### INPUT
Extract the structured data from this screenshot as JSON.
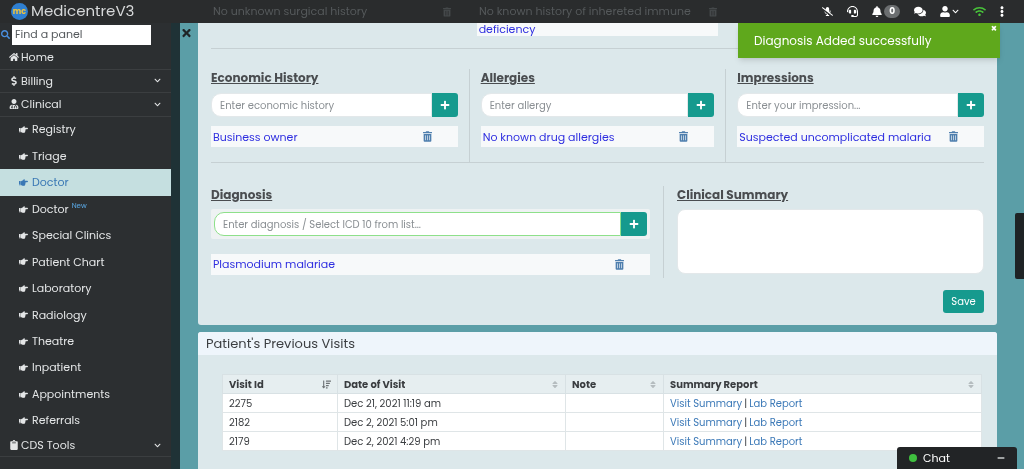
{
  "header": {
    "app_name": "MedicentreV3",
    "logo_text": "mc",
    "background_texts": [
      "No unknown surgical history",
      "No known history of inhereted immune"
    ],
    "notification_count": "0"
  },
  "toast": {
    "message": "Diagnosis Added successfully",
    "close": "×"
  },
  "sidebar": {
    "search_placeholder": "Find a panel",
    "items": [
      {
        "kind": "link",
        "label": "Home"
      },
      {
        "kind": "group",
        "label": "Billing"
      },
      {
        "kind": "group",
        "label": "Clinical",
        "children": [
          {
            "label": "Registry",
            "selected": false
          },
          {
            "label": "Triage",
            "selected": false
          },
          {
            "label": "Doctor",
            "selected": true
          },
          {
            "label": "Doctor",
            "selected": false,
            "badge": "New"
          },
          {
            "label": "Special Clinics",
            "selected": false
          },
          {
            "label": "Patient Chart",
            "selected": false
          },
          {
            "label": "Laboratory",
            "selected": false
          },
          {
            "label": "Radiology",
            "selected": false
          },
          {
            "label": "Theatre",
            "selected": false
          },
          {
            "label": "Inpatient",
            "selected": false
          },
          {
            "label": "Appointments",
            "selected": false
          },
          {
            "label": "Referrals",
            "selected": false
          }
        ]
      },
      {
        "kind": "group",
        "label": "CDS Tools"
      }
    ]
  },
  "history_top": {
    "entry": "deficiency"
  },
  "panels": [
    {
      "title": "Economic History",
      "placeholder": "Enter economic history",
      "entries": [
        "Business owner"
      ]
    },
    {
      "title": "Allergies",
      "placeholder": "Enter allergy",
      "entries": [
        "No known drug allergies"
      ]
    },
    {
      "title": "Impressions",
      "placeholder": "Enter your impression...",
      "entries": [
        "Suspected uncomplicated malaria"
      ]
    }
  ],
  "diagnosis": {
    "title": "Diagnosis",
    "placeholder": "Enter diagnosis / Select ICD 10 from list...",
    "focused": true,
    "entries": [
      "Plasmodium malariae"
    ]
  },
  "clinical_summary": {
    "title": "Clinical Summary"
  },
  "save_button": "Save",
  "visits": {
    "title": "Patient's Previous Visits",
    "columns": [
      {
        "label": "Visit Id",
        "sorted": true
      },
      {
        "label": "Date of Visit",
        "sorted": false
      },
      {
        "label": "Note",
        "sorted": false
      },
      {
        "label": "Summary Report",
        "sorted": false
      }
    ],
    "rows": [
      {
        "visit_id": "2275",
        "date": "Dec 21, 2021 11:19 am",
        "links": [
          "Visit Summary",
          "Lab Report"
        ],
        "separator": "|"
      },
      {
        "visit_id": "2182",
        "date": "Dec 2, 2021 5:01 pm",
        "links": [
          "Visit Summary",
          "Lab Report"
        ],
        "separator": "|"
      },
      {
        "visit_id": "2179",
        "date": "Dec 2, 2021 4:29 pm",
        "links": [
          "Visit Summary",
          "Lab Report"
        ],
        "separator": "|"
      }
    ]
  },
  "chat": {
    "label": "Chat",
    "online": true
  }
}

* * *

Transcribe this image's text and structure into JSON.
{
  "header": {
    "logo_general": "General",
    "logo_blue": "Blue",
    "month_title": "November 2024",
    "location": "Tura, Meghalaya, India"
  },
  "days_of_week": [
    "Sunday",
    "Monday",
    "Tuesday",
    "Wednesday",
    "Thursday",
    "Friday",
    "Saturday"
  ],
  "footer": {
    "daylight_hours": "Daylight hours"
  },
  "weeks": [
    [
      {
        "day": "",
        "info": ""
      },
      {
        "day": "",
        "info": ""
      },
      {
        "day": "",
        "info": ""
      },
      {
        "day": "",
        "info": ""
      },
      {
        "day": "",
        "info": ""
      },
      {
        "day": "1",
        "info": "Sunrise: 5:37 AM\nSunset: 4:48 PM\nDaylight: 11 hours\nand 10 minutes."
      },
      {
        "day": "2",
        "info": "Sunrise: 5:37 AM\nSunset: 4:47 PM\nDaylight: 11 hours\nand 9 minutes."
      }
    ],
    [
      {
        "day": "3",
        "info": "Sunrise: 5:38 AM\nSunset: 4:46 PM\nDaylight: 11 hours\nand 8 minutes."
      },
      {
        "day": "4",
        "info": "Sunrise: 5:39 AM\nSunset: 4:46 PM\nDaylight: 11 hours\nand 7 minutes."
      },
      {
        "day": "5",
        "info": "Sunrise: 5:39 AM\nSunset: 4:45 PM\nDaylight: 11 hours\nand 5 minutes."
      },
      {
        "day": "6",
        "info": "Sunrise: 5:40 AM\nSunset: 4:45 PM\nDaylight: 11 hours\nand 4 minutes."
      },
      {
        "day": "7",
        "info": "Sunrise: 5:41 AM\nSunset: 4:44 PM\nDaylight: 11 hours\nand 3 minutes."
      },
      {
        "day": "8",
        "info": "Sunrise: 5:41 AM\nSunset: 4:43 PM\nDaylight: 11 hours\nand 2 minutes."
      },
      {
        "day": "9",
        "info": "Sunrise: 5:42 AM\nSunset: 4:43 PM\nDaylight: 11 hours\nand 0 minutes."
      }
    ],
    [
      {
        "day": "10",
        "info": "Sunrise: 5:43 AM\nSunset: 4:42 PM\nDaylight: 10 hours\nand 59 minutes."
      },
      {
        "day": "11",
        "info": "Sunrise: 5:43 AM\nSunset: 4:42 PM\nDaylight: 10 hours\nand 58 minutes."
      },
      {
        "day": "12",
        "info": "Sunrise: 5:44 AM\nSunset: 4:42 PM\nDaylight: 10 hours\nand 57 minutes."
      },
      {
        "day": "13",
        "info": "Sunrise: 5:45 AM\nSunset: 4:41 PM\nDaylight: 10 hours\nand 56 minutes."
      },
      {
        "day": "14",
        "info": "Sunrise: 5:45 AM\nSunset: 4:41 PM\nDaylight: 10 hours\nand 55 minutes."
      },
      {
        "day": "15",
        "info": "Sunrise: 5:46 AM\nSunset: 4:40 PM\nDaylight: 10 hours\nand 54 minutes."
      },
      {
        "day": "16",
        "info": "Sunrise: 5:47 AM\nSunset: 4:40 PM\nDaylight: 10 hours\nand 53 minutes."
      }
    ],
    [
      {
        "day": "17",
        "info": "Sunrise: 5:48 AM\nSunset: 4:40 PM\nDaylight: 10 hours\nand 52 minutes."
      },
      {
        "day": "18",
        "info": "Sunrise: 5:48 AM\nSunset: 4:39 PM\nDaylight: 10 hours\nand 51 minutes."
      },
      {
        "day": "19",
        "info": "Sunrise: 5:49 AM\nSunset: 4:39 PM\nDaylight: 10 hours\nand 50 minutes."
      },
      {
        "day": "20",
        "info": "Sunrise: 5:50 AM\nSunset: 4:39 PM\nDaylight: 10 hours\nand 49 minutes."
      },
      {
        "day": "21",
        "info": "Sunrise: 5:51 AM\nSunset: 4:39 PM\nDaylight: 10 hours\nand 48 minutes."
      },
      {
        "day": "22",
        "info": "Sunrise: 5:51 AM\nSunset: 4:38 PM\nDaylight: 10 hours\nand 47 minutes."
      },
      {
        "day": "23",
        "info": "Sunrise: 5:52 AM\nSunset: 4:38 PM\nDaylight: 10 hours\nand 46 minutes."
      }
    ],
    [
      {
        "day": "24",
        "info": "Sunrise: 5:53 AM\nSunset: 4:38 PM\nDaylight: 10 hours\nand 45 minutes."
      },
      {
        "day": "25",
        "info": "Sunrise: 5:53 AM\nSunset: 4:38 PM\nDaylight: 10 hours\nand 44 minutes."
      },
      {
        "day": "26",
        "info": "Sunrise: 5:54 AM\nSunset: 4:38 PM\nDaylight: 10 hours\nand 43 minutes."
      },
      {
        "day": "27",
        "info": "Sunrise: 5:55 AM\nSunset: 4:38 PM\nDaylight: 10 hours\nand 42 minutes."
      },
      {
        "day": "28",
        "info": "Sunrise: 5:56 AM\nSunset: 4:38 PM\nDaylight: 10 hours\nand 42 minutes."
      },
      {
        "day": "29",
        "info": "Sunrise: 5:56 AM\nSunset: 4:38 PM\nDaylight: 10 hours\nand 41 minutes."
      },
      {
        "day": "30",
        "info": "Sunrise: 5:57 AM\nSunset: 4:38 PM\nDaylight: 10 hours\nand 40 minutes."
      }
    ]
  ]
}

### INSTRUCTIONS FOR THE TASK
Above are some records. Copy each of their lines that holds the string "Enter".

### FINISHED TASK
      "placeholder": "Enter economic history",
      "placeholder": "Enter allergy",
      "placeholder": "Enter your impression...",
    "placeholder": "Enter diagnosis / Select ICD 10 from list...",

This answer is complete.